So we don’t refer to the traditional shooting sports, their weapons and their associated skills, as “primitive”. There’s much more to it than that.
George Ruxton sought out answers….and had a strong desire to learn, share and experience people, places and things.
Ruxton was interested in the “Why is this so”…and “How is this done” type of questions. In his journal of his travels he asks those questions of himself and those who he meets. He also learned from others, even if this meant changing his own preconceived notions.
In his novel he shares what he learned and experienced. Ruxton helped put the Hawken rifle, the Green River knife and the term mountain man into mainstream American culture.
Ruxton was a avid hunter and shooter. From reading his writings one can tell he enjoyed telling of a excellent feat of marksmanship or the odd bit of hunting lore.

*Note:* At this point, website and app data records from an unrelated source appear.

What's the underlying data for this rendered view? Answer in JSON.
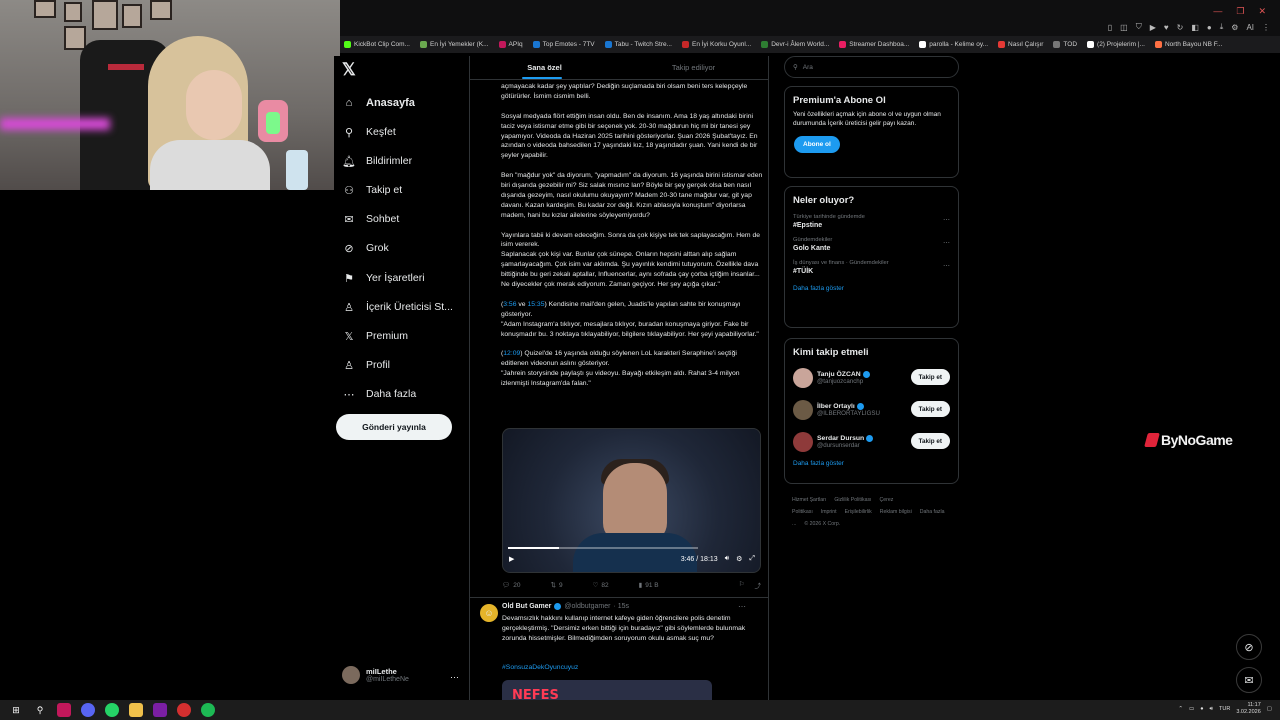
{
  "browser": {
    "bookmarks": [
      {
        "label": "KickBot Clip Com...",
        "color": "#53fc18"
      },
      {
        "label": "En İyi Yemekler (K...",
        "color": "#6aa84f"
      },
      {
        "label": "APIq",
        "color": "#c2185b"
      },
      {
        "label": "Top Emotes - 7TV",
        "color": "#1976d2"
      },
      {
        "label": "Tabu - Twitch Stre...",
        "color": "#1976d2"
      },
      {
        "label": "En İyi Korku Oyunl...",
        "color": "#c62828"
      },
      {
        "label": "Devr-i Âlem World...",
        "color": "#2e7d32"
      },
      {
        "label": "Streamer Dashboa...",
        "color": "#e91e63"
      },
      {
        "label": "parolla - Kelime oy...",
        "color": "#ffffff"
      },
      {
        "label": "Nasıl Çalışır",
        "color": "#e53935"
      },
      {
        "label": "TOD",
        "color": "#777777"
      },
      {
        "label": "(2) Projelerim |...",
        "color": "#ffffff"
      },
      {
        "label": "North Bayou NB F...",
        "color": "#ff7043"
      }
    ],
    "ext_label": "AI"
  },
  "nav": {
    "items": [
      {
        "label": "Anasayfa",
        "icon": "home-icon",
        "glyph": "⌂",
        "active": true
      },
      {
        "label": "Keşfet",
        "icon": "search-icon",
        "glyph": "⚲",
        "active": false
      },
      {
        "label": "Bildirimler",
        "icon": "bell-icon",
        "glyph": "🔔︎",
        "active": false
      },
      {
        "label": "Takip et",
        "icon": "follow-icon",
        "glyph": "⚇",
        "active": false
      },
      {
        "label": "Sohbet",
        "icon": "mail-icon",
        "glyph": "✉",
        "active": false
      },
      {
        "label": "Grok",
        "icon": "grok-icon",
        "glyph": "⊘",
        "active": false
      },
      {
        "label": "Yer İşaretleri",
        "icon": "bookmark-icon",
        "glyph": "⚑",
        "active": false
      },
      {
        "label": "İçerik Üreticisi St...",
        "icon": "creator-icon",
        "glyph": "♙",
        "active": false
      },
      {
        "label": "Premium",
        "icon": "premium-icon",
        "glyph": "𝕏",
        "active": false
      },
      {
        "label": "Profil",
        "icon": "profile-icon",
        "glyph": "♙",
        "active": false
      },
      {
        "label": "Daha fazla",
        "icon": "more-icon",
        "glyph": "⋯",
        "active": false
      }
    ],
    "post_button": "Gönderi yayınla",
    "profile_name": "miILethe",
    "profile_handle": "@miILetheNe"
  },
  "feed": {
    "tabs": [
      "Sana özel",
      "Takip ediliyor"
    ],
    "p0": "açmayacak kadar şey yaptılar? Dediğin suçlamada biri olsam beni ters kelepçeyle götürürler. İsmim cismim belli.",
    "p1": "Sosyal medyada flört ettiğim insan oldu. Ben de insanım. Ama 18 yaş altındaki birini taciz veya istismar etme gibi bir seçenek yok. 20-30 mağdurun hiç mi bir tanesi şey yapamıyor. Videoda da Haziran 2025 tarihini gösteriyorlar. Şuan 2026 Şubat'tayız. En azından o videoda bahsedilen 17 yaşındaki kız, 18 yaşındadır şuan. Yani kendi de bir şeyler yapabilir.",
    "p2": "Ben \"mağdur yok\" da diyorum, \"yapmadım\" da diyorum. 16 yaşında birini istismar eden biri dışarıda gezebilir mi? Siz salak mısınız lan? Böyle bir şey gerçek olsa ben nasıl dışarıda gezeyim, nasıl okulumu okuyayım? Madem 20-30 tane mağdur var, git yap davanı. Kazan kardeşim. Bu kadar zor değil. Kızın ablasıyla konuştum\" diyorlarsa madem, hani bu kızlar ailelerine söyleyemiyordu?",
    "p3": "Yayınlara tabii ki devam edeceğim. Sonra da çok kişiye tek tek saplayacağım. Hem de isim vererek.\nSaplanacak çok kişi var. Bunlar çok sünepe. Onların hepsini alttan alıp sağlam şamarlayacağım. Çok isim var aklımda. Şu yayınlık kendimi tutuyorum. Özellikle dava bittiğinde bu geri zekalı aptallar, Influencerlar, aynı sofrada çay çorba içtiğim insanlar... Ne diyecekler çok merak ediyorum. Zaman geçiyor. Her şey açığa çıkar.\"",
    "p4_ts1": "3:56",
    "p4_mid": " ve ",
    "p4_ts2": "15:35",
    "p4_rest": ") Kendisine mail'den gelen, Juadis'le yapılan sahte bir konuşmayı gösteriyor.\n\"Adam Instagram'a tıklıyor, mesajlara tıklıyor, buradan konuşmaya giriyor. Fake bir konuşmadır bu. 3 noktaya tıklayabiliyor, bilgilere tıklayabiliyor. Her şeyi yapabiliyorlar.\"",
    "p5_ts": "12:09",
    "p5_rest": ") Quizel'de 16 yaşında olduğu söylenen LoL karakteri Seraphine'i seçtiği editlenen videonun aslını gösteriyor.\n\"Jahrein storysinde paylaştı şu videoyu. Bayağı etkileşim aldı. Rahat 3-4 milyon izlenmişti Instagram'da falan.\"",
    "video_time": "3:46 / 18:13",
    "video_progress": 0.27,
    "replies": "20",
    "reposts": "9",
    "likes": "82",
    "views": "91 B",
    "post2": {
      "name": "Old But Gamer",
      "handle": "@oldbutgamer",
      "time": "· 15s",
      "text": "Devamsızlık hakkını kullanıp internet kafeye giden öğrencilere polis denetim gerçekleştirmiş. \"Dersimiz erken bittiği için buradayız\" gibi söylemlerde bulunmak zorunda hissetmişler. Bilmediğimden soruyorum okulu asmak suç mu?",
      "tag": "#SonsuzaDekOyuncuyuz",
      "image_text": "NEFES"
    }
  },
  "right": {
    "search_placeholder": "Ara",
    "premium_title": "Premium'a Abone Ol",
    "premium_text": "Yeni özellikleri açmak için abone ol ve uygun olman durumunda İçerik üreticisi gelir payı kazan.",
    "premium_button": "Abone ol",
    "trends_title": "Neler oluyor?",
    "trends": [
      {
        "context": "Türkiye tarihinde gündemde",
        "name": "#Epstine"
      },
      {
        "context": "Gündemdekiler",
        "name": "Golo Kante"
      },
      {
        "context": "İş dünyası ve finans · Gündemdekiler",
        "name": "#TÜİK"
      }
    ],
    "show_more": "Daha fazla göster",
    "who_title": "Kimi takip etmeli",
    "who": [
      {
        "name": "Tanju ÖZCAN",
        "handle": "@tanjuozcanchp",
        "color": "#c9a59a"
      },
      {
        "name": "İlber Ortaylı",
        "handle": "@ILBERORTAYLIGSU",
        "color": "#6b5a45"
      },
      {
        "name": "Serdar Dursun",
        "handle": "@dursunserdar",
        "color": "#8e3a3a"
      }
    ],
    "follow_label": "Takip et",
    "footer": [
      "Hizmet Şartları",
      "Gizlilik Politikası",
      "Çerez Politikası",
      "Imprint",
      "Erişilebilirlik",
      "Reklam bilgisi",
      "Daha fazla ...",
      "© 2026 X Corp."
    ]
  },
  "overlay": {
    "brand": "ByNoGame"
  },
  "taskbar": {
    "lang": "TUR",
    "time": "11:17",
    "date": "3.02.2026"
  }
}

One of the goals of this blog and the “museum” is to do just as Ruxton did. To ask why or how. To share and experience with others. Perhaps even open up ourselves or a stranger to a new thought or idea.
I think the best way to learn is through a “hands on” experience. It is not enough to say to someone “This is a old gun, here is how it was shot, this is what it could do”. A better approach is to hand someone a gun from the 1840’s…walk them through how to load and shoot the gun. Then if possible have them shoot the gun.
All while asking questions and experiencing the gun and the lesson.
I think Ruxton would approve.